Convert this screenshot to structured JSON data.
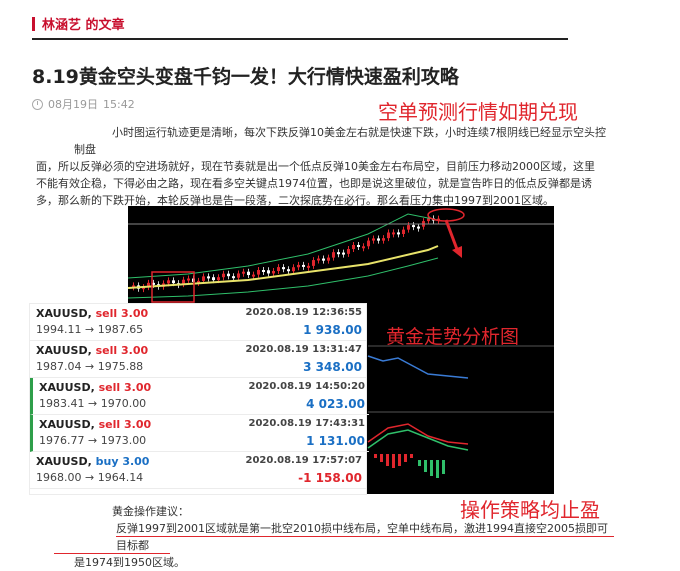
{
  "author": {
    "label": "林涵艺 的文章"
  },
  "article": {
    "title": "8.19黄金空头变盘千钧一发！大行情快速盈利攻略",
    "date": "08月19日",
    "time": "15:42",
    "paragraph_lines": [
      "小时图运行轨迹更是清晰，每次下跌反弹10美金左右就是快速下跌，小时连续7根阴线已经显示空头控制盘",
      "面，所以反弹必须的空进场就好，现在节奏就是出一个低点反弹10美金左右布局空，目前压力移动2000区域，这里",
      "不能有效企稳，下得必由之路，现在看多空关键点1974位置，也即是说这里破位，就是宣告昨日的低点反弹都是诱",
      "多，那么新的下跌开始，本轮反弹也是告一段落，二次探底势在必行。那么看压力集中1997到2001区域。"
    ],
    "advice_label": "黄金操作建议：",
    "advice_lines": [
      "反弹1997到2001区域就是第一批空2010损中线布局，空单中线布局，激进1994直接空2005损即可目标都",
      "是1974到1950区域。"
    ]
  },
  "annotations": {
    "top": "空单预测行情如期兑现",
    "middle": "黄金走势分析图",
    "bottom": "操作策略均止盈"
  },
  "trades": [
    {
      "symbol": "XAUUSD,",
      "action": "sell 3.00",
      "time": "2020.08.19 12:36:55",
      "prices": "1994.11 → 1987.65",
      "profit": "1 938.00"
    },
    {
      "symbol": "XAUUSD,",
      "action": "sell 3.00",
      "time": "2020.08.19 13:31:47",
      "prices": "1987.04 → 1975.88",
      "profit": "3 348.00"
    },
    {
      "symbol": "XAUUSD,",
      "action": "sell 3.00",
      "time": "2020.08.19 14:50:20",
      "prices": "1983.41 → 1970.00",
      "profit": "4 023.00"
    },
    {
      "symbol": "XAUUSD,",
      "action": "sell 3.00",
      "time": "2020.08.19 17:43:31",
      "prices": "1976.77 → 1973.00",
      "profit": "1 131.00"
    },
    {
      "symbol": "XAUUSD,",
      "action": "buy 3.00",
      "time": "2020.08.19 17:57:07",
      "prices": "1968.00 → 1964.14",
      "profit": "-1 158.00"
    }
  ],
  "colors": {
    "accent": "#c8102e",
    "annotation": "#e0262d",
    "profit": "#1a6fc4",
    "loss": "#e0262d",
    "chart_bg": "#000000"
  }
}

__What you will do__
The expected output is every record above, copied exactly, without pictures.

__Response__
Convert this screenshot to structured JSON data.
{
  "author": {
    "label": "林涵艺 的文章"
  },
  "article": {
    "title": "8.19黄金空头变盘千钧一发！大行情快速盈利攻略",
    "date": "08月19日",
    "time": "15:42",
    "paragraph_lines": [
      "小时图运行轨迹更是清晰，每次下跌反弹10美金左右就是快速下跌，小时连续7根阴线已经显示空头控制盘",
      "面，所以反弹必须的空进场就好，现在节奏就是出一个低点反弹10美金左右布局空，目前压力移动2000区域，这里",
      "不能有效企稳，下得必由之路，现在看多空关键点1974位置，也即是说这里破位，就是宣告昨日的低点反弹都是诱",
      "多，那么新的下跌开始，本轮反弹也是告一段落，二次探底势在必行。那么看压力集中1997到2001区域。"
    ],
    "advice_label": "黄金操作建议：",
    "advice_lines": [
      "反弹1997到2001区域就是第一批空2010损中线布局，空单中线布局，激进1994直接空2005损即可目标都",
      "是1974到1950区域。"
    ]
  },
  "annotations": {
    "top": "空单预测行情如期兑现",
    "middle": "黄金走势分析图",
    "bottom": "操作策略均止盈"
  },
  "trades": [
    {
      "symbol": "XAUUSD,",
      "action": "sell 3.00",
      "time": "2020.08.19 12:36:55",
      "prices": "1994.11 → 1987.65",
      "profit": "1 938.00"
    },
    {
      "symbol": "XAUUSD,",
      "action": "sell 3.00",
      "time": "2020.08.19 13:31:47",
      "prices": "1987.04 → 1975.88",
      "profit": "3 348.00"
    },
    {
      "symbol": "XAUUSD,",
      "action": "sell 3.00",
      "time": "2020.08.19 14:50:20",
      "prices": "1983.41 → 1970.00",
      "profit": "4 023.00"
    },
    {
      "symbol": "XAUUSD,",
      "action": "sell 3.00",
      "time": "2020.08.19 17:43:31",
      "prices": "1976.77 → 1973.00",
      "profit": "1 131.00"
    },
    {
      "symbol": "XAUUSD,",
      "action": "buy 3.00",
      "time": "2020.08.19 17:57:07",
      "prices": "1968.00 → 1964.14",
      "profit": "-1 158.00"
    }
  ],
  "colors": {
    "accent": "#c8102e",
    "annotation": "#e0262d",
    "profit": "#1a6fc4",
    "loss": "#e0262d",
    "chart_bg": "#000000"
  }
}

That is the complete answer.